When Tony Romo walked away from football for a career in football broadcasting, some wondered whether he’d return. While he hasn’t used the term “retirement” (he says it has 90 different meanings although in truth it has like two), his placement in a plum assignment at CBS makes a decision to abandon a gig he’d likely never get again highly unlikely, at best.
Still, Cowboys owner Jerry Jones isn’t ready to rule out a return from Romo. Via the team’s official website, Jones said Wednesday that the organization has “no succinct plans” to honor Romo publicly at the current time.

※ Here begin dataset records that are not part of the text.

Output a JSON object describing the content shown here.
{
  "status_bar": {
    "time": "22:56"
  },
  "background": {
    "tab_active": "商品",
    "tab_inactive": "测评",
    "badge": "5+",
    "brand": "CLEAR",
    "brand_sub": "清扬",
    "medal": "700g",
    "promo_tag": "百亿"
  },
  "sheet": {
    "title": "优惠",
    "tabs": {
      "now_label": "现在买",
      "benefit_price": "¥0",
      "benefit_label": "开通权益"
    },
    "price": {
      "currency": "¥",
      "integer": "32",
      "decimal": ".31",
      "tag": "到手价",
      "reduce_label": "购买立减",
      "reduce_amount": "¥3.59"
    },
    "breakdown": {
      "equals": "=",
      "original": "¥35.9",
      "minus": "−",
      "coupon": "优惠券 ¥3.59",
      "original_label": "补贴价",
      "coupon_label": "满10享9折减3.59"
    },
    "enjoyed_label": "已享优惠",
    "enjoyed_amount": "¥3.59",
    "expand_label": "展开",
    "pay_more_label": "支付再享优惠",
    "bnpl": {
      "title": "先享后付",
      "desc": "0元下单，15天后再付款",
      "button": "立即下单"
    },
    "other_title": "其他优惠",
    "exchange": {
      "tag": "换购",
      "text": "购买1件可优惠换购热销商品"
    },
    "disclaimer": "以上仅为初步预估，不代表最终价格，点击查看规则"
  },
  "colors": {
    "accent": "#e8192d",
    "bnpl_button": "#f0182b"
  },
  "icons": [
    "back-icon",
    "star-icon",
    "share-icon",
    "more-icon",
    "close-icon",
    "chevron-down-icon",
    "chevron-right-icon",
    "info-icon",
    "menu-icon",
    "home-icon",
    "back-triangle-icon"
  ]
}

“Is the idea that recognizing him for what he’s done for the Cowboys likely? Yes,” Jones said. “I don’t want to get ahead of ourselves at all on what we might do. At this juncture there has been, just by the nature of how Tony’s career has evolved at this point over the past year, it’s had a lot of recognition. We will look to the future on timing as to when we might have some more recognition.”
So why has Jones publicly honored linebacker DeMarcus Ware, who recently signed a ceremonial contract and retired as a Cowboys?
“DeMarcus retired and Tony hasn’t,” Jones said.
Those five words say plenty. Although Romo has indeed not used the word “retire,” Ware is arguably more likely to make a late-season cameo than Romo, primarily since Ware wouldn’t be giving up the No. 1 chair at CBS to do it. It would be a shock if Romo plays again — unless he does indeed “stink” as a game analyst and decides to abandon the gig as quickly as Joe Montana did.
Frankly, it feels like Jones is trying not to jinx himself by treating Romo as retired while there’s still a chance he could come back. Jones undoubtedly doesn’t want Romo to play for someone else, and Jones undoubtedly had at least a mild hand in engineering CBS’s offer to Romo that he couldn’t refuse.
So why tempt fate by declaring Romo to be retired when Jones realizes that it took one of the biggest jobs in sports broadcasting to get Romo to choose not to play for the Texans or the Broncos? It’s far better to assume he’ll be back and have him never return than to tell the world Romo is done, only to see him eventually hoist a Lombardi Trophy with a team not named the Cowboys.